FAB_LED Is a Fast Arduino Bit-banging library for addressable LEDs, like WS2812B, APA-104, APA-106, SK6812, etc.
The Library code is on GitHub, as well as up-to-date documentation.
It can be downloaded directly as a zip file.
To install the library, unzip the source files into your Arduino “libraries” directory, like any other library. Plug a WS2812B LED strip or panel on pin D6 (pin “~6” on Arduino Uno), power it and compile and load the program. IT should cycle different patterns.
The FAB_LED library has a few benefits attached to it versus other libraries (AdaFruit NeoPixel or FastLED libraries):
- The low level bit-banging code is written in gcc C, without any inline assembly. This means it should support any CPU frequency, not just the frequencies that I have hardcoded.
- The LED class supports multiple pixel formats, which provide great flexibility to choose between pixel manipulation convenience and pixel memory size. A pixel can use from 1 bit of memory to 32 bits, using different schemes:
- 3 uint8_t per pixel (24 bits)
- One uint32_t word per pixel (32 bits)
- 1, 2, 4 or 8 bits per pixel mapped to a color palette of 2, 4, 16 or 256 colors
- One uint16_t word per pixel (16 bits, 5 bits per pixel), with a choice of 3 levels of brightness
- Separate pixel clear method and a 256-gray levels method allow you to clear or set a LED strip of any size without using up any memory.
- The methods can be called back to back to duplicate patterns on infinitely long LED strips, tested on a 16MHz Arduino Uno. Timings for the palette method work but are very tight.
- Alternatively, you can define multiple arrays to draw frames of an animation, and just change which array is drawn at every clock tick. There is no need to re-draw the frames, unlike other LED libraries.
- Using the class requires nothing more than knowing which port your LED strip is attached to. A physical port on Arduino is 2 elements, the port letter A to F, and the port pin, from 0 to 7.
At this point FAB_LED is not vaporware anymore. It is fully working.
The following example uses the palette routine, using 2 bits per pixels.
- It uses a color palette taking only 12 bytes of RAM to hold the 4 color values.
- It defines a 16-pixel pattern which fits in another 4 bytes of RAM.
- The 16-pixels pattern is sent 11 times in a tight loop, to light up the whole 170-LED strip.
The animation is done by manipulating the palette colors after the tight sendPixel loop:
- We rotate one of the four colors (blue-green pulse).
- We blink on/off the red color.
All this uses a total of 16 bytes for the data arrays, and a one page user code loop to animate. The code page is shown as screen capture.

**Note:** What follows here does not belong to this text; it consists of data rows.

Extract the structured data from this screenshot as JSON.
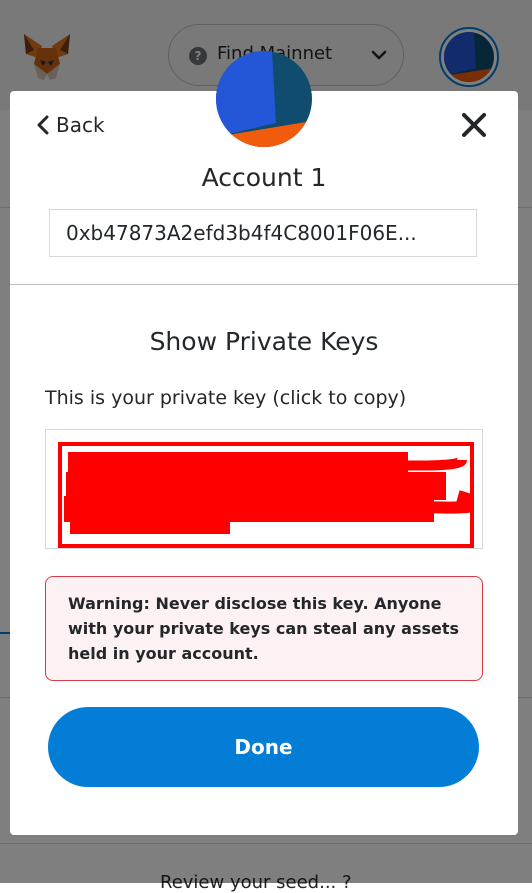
{
  "background": {
    "network": {
      "label": "Find Mainnet",
      "help_icon": "question-circle-icon",
      "chevron_icon": "chevron-down-icon"
    },
    "logo_icon": "metamask-fox-icon",
    "bottom_text": "Review your seed... ?"
  },
  "modal": {
    "back_label": "Back",
    "back_icon": "chevron-left-icon",
    "close_icon": "close-icon",
    "account_name": "Account 1",
    "address": "0xb47873A2efd3b4f4C8001F06E...",
    "section_title": "Show Private Keys",
    "copy_label": "This is your private key (click to copy)",
    "warning_text": "Warning: Never disclose this key. Anyone with your private keys can steal any assets held in your account.",
    "done_label": "Done"
  },
  "colors": {
    "accent": "#037dd6",
    "warning_border": "#d73a49",
    "warning_bg": "#fcf2f3",
    "redaction": "#ff0000"
  }
}
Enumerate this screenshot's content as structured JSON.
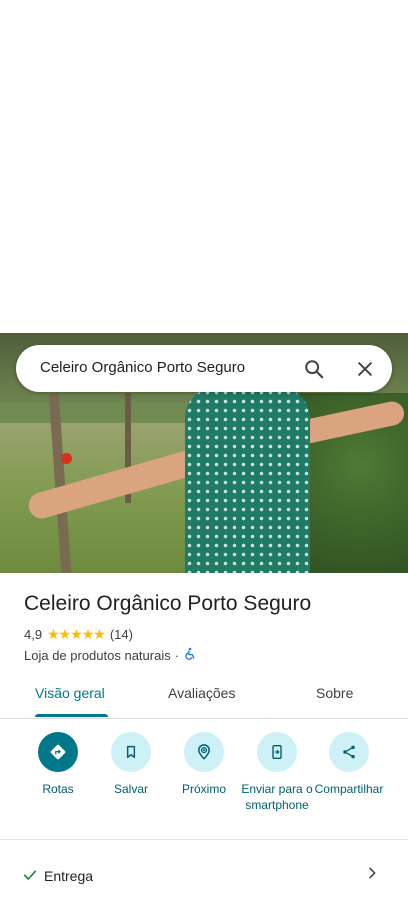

The bottom loop does the display directly, there is no need for a show() routine since it paints the pixels on the fly as soon as sendPixel() is called.
Here’s a video of this code running:
I am adding slowly 2D support. This is my first rendering. I had to put a cloth to diffuse the LEDs to take the photo. It’s an 8×8 pixel board:
Ooh and posting my video I see someone posted how to pipeline data from a USB port directly… I’ll have to look into that, to maybe stream from USB or a SD card! They can handle thousands of LEDs.